By surrounding herself with those at the top of the social circle, she rises above her actually smart husband in perceived intelligence, which leads me to question these salons. Is Helene's salon successful because "stupidity was just what was needed to run such a salon, or because those who were deceived found pleasure in the deception"? (Tolstoy, 387) I lean towards the side that stupidity was actually needed. What do you think?
Tuesday, October 4, 2011

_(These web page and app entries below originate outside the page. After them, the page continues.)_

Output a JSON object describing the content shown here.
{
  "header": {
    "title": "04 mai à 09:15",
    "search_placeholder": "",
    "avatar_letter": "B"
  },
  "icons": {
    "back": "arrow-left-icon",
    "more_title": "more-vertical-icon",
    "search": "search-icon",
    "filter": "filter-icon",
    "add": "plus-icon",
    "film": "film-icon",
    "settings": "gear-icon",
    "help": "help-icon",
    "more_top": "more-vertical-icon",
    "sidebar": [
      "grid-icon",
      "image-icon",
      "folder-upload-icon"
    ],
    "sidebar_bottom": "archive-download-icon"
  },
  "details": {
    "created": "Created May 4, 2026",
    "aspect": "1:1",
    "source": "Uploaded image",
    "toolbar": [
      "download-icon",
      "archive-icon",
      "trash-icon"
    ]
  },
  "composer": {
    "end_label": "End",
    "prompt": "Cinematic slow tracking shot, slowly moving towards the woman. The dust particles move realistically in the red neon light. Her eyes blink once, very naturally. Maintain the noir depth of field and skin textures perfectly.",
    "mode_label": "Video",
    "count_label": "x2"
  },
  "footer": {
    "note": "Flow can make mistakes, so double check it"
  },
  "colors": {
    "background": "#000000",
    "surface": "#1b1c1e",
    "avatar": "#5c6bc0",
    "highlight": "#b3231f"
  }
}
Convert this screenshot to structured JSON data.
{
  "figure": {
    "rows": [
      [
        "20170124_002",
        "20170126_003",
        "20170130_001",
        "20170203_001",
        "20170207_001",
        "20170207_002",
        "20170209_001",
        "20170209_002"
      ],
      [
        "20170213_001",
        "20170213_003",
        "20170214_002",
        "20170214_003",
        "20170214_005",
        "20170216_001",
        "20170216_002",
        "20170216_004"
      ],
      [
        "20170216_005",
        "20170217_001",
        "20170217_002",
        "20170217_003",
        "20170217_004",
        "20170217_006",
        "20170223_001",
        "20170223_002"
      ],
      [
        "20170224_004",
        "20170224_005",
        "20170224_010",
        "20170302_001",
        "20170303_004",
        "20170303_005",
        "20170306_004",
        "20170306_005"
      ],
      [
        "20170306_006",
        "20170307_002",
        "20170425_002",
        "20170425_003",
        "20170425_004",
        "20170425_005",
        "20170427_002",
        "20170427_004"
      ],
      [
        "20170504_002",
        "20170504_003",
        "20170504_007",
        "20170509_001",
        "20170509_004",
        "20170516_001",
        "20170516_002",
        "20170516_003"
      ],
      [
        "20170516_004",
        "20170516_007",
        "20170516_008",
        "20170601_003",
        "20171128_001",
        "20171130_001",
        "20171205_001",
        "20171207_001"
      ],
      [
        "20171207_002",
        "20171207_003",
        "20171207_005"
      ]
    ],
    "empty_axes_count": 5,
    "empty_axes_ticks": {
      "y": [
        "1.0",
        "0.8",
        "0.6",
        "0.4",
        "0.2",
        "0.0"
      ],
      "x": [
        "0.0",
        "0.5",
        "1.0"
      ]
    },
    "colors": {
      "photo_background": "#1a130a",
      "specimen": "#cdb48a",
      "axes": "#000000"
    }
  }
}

Lately, I've been thinking a lot about the significance of the Helene's salon. How could a woman like her ever be perceived as clever? However, learning the difference in class the other day between "clever" and "smart" in the Russian language was enlightening. If clever implies manipulative, while smart implies intelligent, then a case could be made for Helene's cleverness. She rises to the top only through manipulating those around her, a very "clever" move. Helene tricks people into thinking she is also intelligent, shown when Tolstoy says, "...she could say the emptiest and stupidest things and yet everybody would go into raptures over every word of hers and look for a profound meaning in it of which she herself had no conception" (Tolstoy, 387). It is very interesting that these supposedly intelligent elite of Russia allow themselves to be tricked like this.